Role models also play a major role in shaping the future of the young ones in a given society. In most societies, for example, young boys are presented with different opportunities as compared to the females. This is because they get to learn both legal and illegal behaviors from their older role models.
Dominance and toughness, being traits that are associated to the masculine nature are learned and acquired through the contact that exists with the older males in the society. This is the argument that has been generally agreed by men people in the society. However, it does not hold any water for a number of reasons.
For instance, contact with the older males in the society who are considered to be criminals and violent in nature is not only limited to the young boys. The young girls may also be close to them. What this argument fails to explain is the reasons as to why the young girls fail to become violent when they grow or even engage in criminal activities. Secondly, not all young boys that are exposed to the violent old role models end up being violent. This shows and supports the argument that violence and criminal behavior is something that is internal in nature and does not depend on the exposure or the gender that a person belongs to.
There are several factors that influence the criminal behavior in human beings. Gender does not play any role in the character that an individual may end up taking. Peer pressure, socialization and media are some of the factors that influence the behavior that an individual may take.
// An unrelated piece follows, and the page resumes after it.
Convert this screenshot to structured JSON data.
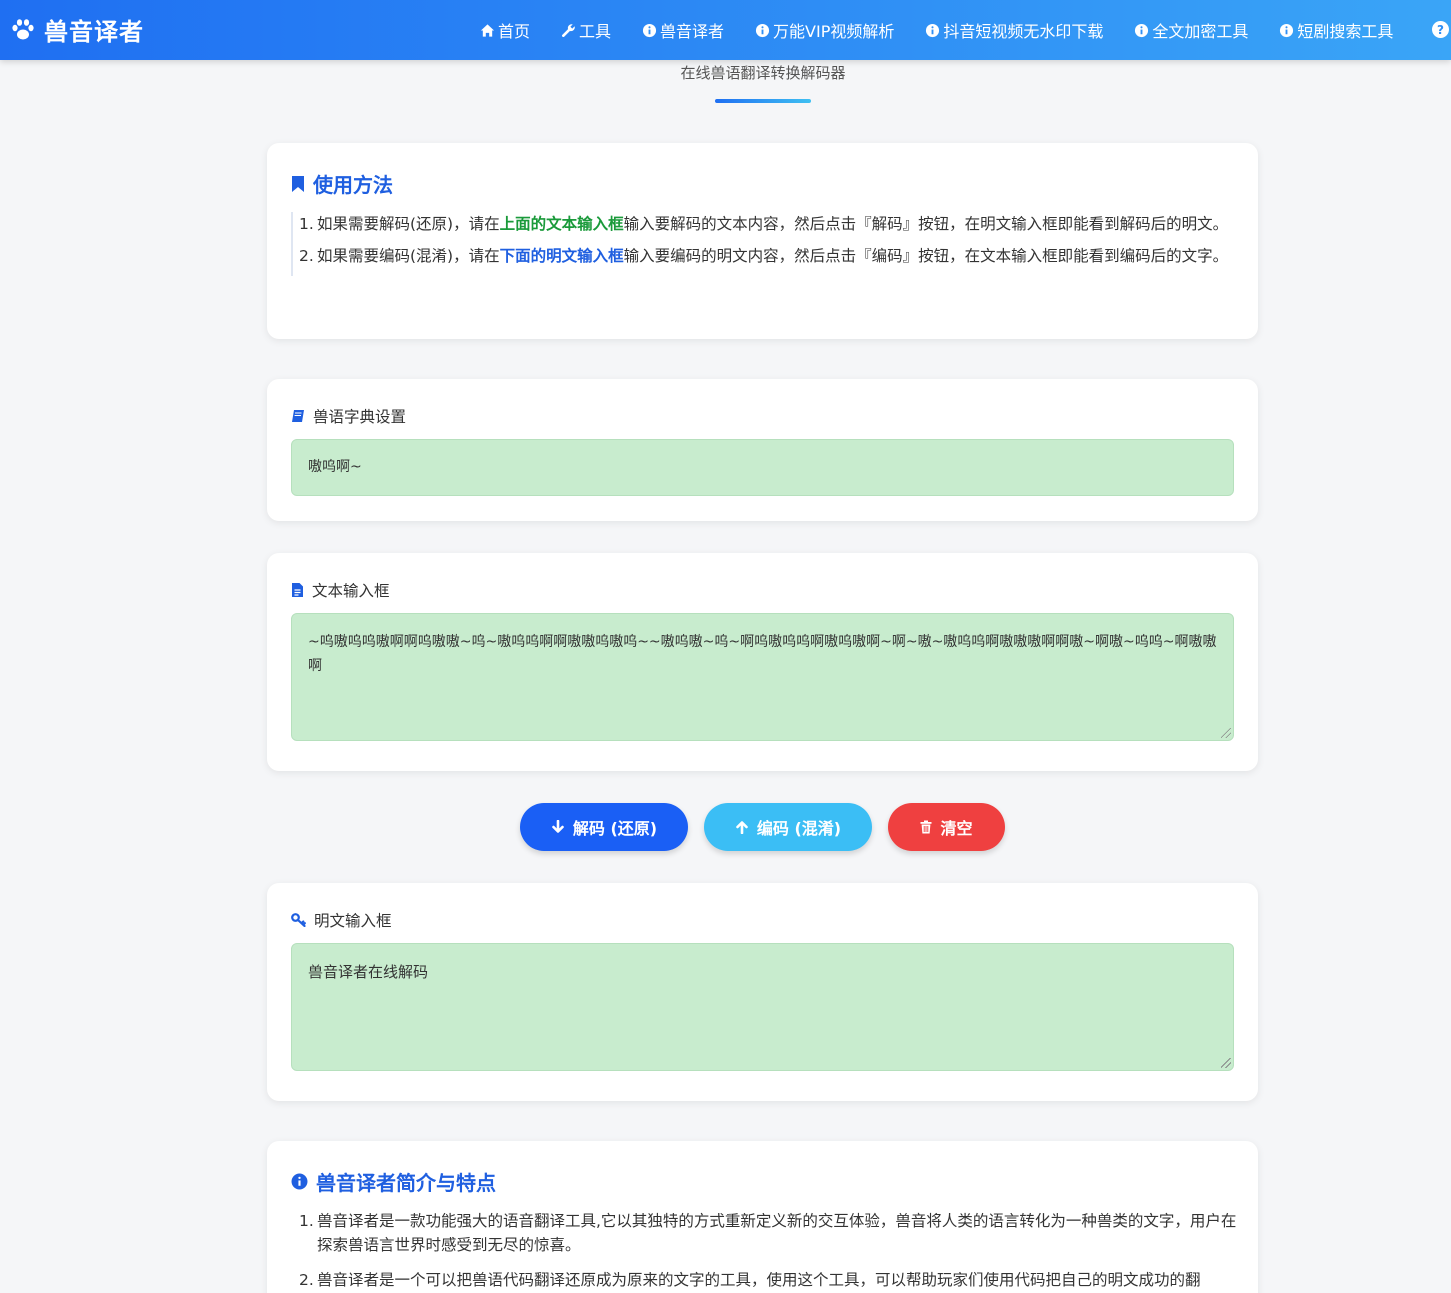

The historiography of the early modern crime as a masculine activity therefore fails to establish to meet the relevant arguments that are needed to explain the reasons as to why most crimes are committed by men.
The levels of masculinity are not easily measured because there is no generally accepted empirical method of measuring masculinity. The lack of this operational definition makes it a difficult task to explain the reasons as to why some men are more violent than other. Even when subjected to the same conditions, it is difficult to find two people with the same level of violence and criminal nature. This raises a lot of questions as to the role that masculinity plays in shaping the manner in which somebody behaves. Making conclusions that the early modern crime was a masculine activity is therefore a big mistake that cannot be explained.
Walker, G 2003, Crime, gender, and social order in early modern England, New York: Cambridge University Press.
Ward, J. P 2008, Violence, politics, and gender in early modern England, New York: Palgrave Macmillan.
Seidler, K 2010, Crime, culture and violence: Understanding how masculinity and identity shapes offending, Bowen Hills, Qld: Australian Academic Press.
Winlow, S 2001, Badfellas: Crime, tradition and new masculinities, Oxford: Berg.
Potter, C. B 998, War on crime: Bandits, G-men, and the politics of mass culture, New Brunswick, N.J, Rutgers University Press.
Arrigo, B. A., & Williams, C. R 2006, Philosophy, crime, and criminology, Urbana: University of Illinois Press.
Helen, B n.d, Keeping it in the Family: Crime and the Early Modern Household, Cambridge University Press.
Morgan, G., & Rushton, P 1998, Rogues, thieves, and the rule of law: The problem of law enforcement in north-east England, 1718-1800, London, UCL Press.
Eales, J. 1998 Women in early modern England, 1500-1700, London, UCL.
Amussen, S. D 1994, "Being stirred to much unquietness": Violence and domestic violence in early modern England.